Methods and design
The objective of this randomized trial is to study the effect of ISS versus OSS on individual learning outcome, safety attitude, motivation, stress, and team performance amongst multi-professional obstetric-anesthesia teams.
The trial is a single-centre randomized superiority trial including 100 participants. The inclusion criteria were health-care professionals employed at the department of obstetrics or anesthesia at Rigshospitalet, Copenhagen, who were working on shifts and gave written informed consent. Exclusion criteria were managers with staff responsibilities, and staff who were actively taking part in preparation of the trial. The same obstetric multi-professional training was conducted in the two simulation settings. The experimental group was exposed to training in the ISS setting, and the control group in the OSS setting. The primary outcome is the individual score on a knowledge test. Exploratory outcomes are individual scores on a safety attitudes questionnaire, a stress inventory, salivary cortisol levels, an intrinsic motivation inventory, results from a questionnaire evaluating perceptions of the simulation and suggested changes needed in the organization, a team-based score on video-assessed team performance and on selected clinical performance.
The perspective is to provide new knowledge on contextual effects of different simulation settings.
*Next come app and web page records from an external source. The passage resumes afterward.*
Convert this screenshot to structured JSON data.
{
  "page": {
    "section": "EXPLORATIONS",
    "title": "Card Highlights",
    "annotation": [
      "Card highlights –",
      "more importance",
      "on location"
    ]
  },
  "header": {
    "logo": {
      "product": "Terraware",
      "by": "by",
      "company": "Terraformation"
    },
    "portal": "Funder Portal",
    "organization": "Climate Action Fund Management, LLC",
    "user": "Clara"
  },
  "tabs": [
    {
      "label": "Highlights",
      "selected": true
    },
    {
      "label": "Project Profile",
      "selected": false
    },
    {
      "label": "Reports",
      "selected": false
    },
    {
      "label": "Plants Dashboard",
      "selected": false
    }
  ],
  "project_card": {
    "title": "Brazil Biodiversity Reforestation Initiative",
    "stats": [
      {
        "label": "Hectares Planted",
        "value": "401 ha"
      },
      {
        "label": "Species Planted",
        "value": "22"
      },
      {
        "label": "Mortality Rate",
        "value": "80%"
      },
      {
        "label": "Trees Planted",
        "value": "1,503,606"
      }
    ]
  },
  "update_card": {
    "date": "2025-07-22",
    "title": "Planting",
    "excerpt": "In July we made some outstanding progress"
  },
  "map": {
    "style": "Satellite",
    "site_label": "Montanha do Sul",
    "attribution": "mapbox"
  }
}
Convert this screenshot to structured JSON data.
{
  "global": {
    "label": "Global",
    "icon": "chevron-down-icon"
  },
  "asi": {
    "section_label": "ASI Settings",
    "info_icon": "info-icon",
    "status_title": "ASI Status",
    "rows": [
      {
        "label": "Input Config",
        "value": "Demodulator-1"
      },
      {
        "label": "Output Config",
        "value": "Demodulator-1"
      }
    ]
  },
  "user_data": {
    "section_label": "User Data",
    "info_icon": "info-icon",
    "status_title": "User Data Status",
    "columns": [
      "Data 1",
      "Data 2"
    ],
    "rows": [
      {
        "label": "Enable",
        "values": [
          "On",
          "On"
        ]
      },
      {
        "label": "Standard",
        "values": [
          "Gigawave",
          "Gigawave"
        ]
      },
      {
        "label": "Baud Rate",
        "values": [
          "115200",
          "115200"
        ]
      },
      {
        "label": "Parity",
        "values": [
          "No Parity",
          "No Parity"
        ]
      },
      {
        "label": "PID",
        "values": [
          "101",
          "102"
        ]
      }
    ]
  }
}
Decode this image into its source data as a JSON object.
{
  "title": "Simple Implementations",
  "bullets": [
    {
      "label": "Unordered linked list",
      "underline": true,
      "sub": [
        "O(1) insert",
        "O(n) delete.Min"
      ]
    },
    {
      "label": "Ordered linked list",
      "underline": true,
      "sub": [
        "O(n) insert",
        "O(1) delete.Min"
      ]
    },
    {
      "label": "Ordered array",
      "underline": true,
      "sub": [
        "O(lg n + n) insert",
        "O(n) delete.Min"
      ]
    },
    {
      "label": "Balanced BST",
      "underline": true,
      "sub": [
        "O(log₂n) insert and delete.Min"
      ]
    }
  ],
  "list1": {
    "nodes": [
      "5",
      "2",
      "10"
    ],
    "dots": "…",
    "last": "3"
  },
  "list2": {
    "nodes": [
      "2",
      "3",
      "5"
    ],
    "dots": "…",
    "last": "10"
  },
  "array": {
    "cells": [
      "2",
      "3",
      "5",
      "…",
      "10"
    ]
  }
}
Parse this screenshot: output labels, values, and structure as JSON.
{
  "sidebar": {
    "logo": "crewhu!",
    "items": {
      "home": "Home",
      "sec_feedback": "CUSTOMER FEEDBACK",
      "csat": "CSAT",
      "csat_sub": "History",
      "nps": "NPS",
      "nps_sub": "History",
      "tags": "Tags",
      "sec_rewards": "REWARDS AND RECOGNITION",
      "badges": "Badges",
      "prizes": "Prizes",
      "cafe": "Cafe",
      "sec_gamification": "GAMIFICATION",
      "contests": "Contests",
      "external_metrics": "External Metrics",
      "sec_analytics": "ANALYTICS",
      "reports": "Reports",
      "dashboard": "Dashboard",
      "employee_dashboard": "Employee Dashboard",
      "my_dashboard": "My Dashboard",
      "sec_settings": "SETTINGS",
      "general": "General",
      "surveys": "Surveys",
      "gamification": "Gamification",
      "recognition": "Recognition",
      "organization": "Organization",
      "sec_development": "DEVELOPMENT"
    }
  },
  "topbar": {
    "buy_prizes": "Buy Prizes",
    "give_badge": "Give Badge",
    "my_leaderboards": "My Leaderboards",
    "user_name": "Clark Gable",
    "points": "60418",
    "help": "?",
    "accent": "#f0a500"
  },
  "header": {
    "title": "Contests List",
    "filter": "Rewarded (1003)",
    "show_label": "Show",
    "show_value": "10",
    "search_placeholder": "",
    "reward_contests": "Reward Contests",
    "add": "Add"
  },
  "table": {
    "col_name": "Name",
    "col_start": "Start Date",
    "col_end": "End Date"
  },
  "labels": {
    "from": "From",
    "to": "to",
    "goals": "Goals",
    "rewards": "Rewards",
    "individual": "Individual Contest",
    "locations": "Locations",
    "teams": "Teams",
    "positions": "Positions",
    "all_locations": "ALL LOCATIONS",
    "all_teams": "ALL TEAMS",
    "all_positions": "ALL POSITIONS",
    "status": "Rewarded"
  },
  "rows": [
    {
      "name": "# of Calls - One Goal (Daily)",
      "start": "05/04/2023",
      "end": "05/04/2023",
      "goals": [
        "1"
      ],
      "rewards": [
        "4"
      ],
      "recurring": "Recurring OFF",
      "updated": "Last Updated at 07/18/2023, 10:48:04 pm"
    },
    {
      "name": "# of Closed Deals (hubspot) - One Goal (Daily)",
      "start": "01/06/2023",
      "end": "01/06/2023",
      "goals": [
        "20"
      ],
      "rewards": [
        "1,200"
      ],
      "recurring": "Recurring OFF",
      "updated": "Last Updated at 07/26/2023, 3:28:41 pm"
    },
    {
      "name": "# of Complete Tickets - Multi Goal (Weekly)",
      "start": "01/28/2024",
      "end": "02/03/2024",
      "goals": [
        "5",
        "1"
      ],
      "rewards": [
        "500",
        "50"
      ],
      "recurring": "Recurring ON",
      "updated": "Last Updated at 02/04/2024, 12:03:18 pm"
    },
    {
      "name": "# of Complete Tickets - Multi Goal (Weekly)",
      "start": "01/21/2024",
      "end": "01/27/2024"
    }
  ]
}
Simulation; In situ simulation; Randomized trial; Obstetric emergencies; Multi-professional education; Stress